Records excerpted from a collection
= = = = = = =

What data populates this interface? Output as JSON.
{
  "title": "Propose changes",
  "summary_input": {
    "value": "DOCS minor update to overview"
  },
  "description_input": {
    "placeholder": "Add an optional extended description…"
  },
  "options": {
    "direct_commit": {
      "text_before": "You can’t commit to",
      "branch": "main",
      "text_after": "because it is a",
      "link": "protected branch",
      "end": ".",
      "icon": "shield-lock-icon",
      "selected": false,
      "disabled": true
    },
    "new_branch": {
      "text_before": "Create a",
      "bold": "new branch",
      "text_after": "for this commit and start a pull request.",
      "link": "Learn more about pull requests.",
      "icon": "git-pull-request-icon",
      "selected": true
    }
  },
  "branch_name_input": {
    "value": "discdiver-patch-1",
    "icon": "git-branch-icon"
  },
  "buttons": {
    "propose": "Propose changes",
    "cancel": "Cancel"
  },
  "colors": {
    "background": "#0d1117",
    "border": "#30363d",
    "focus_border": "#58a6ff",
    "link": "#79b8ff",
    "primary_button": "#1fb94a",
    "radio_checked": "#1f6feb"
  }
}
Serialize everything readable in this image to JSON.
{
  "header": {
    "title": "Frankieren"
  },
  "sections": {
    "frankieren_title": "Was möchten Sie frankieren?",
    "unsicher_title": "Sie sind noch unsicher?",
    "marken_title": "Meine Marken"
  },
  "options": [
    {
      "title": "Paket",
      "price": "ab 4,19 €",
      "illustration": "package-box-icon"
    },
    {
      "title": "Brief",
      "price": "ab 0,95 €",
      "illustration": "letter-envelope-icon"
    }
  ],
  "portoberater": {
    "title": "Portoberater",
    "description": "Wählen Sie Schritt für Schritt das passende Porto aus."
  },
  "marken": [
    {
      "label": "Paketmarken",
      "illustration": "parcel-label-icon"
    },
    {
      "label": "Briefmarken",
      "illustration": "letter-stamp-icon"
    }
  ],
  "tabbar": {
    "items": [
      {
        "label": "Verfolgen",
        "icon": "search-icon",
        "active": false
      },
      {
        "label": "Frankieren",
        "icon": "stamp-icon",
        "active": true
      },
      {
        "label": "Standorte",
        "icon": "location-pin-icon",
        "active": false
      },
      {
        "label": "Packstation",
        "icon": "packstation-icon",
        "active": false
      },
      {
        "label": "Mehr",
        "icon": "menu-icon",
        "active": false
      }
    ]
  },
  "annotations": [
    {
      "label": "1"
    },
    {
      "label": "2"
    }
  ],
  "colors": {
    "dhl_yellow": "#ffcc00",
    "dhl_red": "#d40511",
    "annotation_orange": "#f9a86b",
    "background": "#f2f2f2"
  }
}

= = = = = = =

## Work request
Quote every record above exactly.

## Solution to this exercise
What data populates this interface? Output as JSON.
{
  "title": "Propose changes",
  "summary_input": {
    "value": "DOCS minor update to overview"
  },
  "description_input": {
    "placeholder": "Add an optional extended description…"
  },
  "options": {
    "direct_commit": {
      "text_before": "You can’t commit to",
      "branch": "main",
      "text_after": "because it is a",
      "link": "protected branch",
      "end": ".",
      "icon": "shield-lock-icon",
      "selected": false,
      "disabled": true
    },
    "new_branch": {
      "text_before": "Create a",
      "bold": "new branch",
      "text_after": "for this commit and start a pull request.",
      "link": "Learn more about pull requests.",
      "icon": "git-pull-request-icon",
      "selected": true
    }
  },
  "branch_name_input": {
    "value": "discdiver-patch-1",
    "icon": "git-branch-icon"
  },
  "buttons": {
    "propose": "Propose changes",
    "cancel": "Cancel"
  },
  "colors": {
    "background": "#0d1117",
    "border": "#30363d",
    "focus_border": "#58a6ff",
    "link": "#79b8ff",
    "primary_button": "#1fb94a",
    "radio_checked": "#1f6feb"
  }
}
Serialize everything readable in this image to JSON.
{
  "header": {
    "title": "Frankieren"
  },
  "sections": {
    "frankieren_title": "Was möchten Sie frankieren?",
    "unsicher_title": "Sie sind noch unsicher?",
    "marken_title": "Meine Marken"
  },
  "options": [
    {
      "title": "Paket",
      "price": "ab 4,19 €",
      "illustration": "package-box-icon"
    },
    {
      "title": "Brief",
      "price": "ab 0,95 €",
      "illustration": "letter-envelope-icon"
    }
  ],
  "portoberater": {
    "title": "Portoberater",
    "description": "Wählen Sie Schritt für Schritt das passende Porto aus."
  },
  "marken": [
    {
      "label": "Paketmarken",
      "illustration": "parcel-label-icon"
    },
    {
      "label": "Briefmarken",
      "illustration": "letter-stamp-icon"
    }
  ],
  "tabbar": {
    "items": [
      {
        "label": "Verfolgen",
        "icon": "search-icon",
        "active": false
      },
      {
        "label": "Frankieren",
        "icon": "stamp-icon",
        "active": true
      },
      {
        "label": "Standorte",
        "icon": "location-pin-icon",
        "active": false
      },
      {
        "label": "Packstation",
        "icon": "packstation-icon",
        "active": false
      },
      {
        "label": "Mehr",
        "icon": "menu-icon",
        "active": false
      }
    ]
  },
  "annotations": [
    {
      "label": "1"
    },
    {
      "label": "2"
    }
  ],
  "colors": {
    "dhl_yellow": "#ffcc00",
    "dhl_red": "#d40511",
    "annotation_orange": "#f9a86b",
    "background": "#f2f2f2"
  }
}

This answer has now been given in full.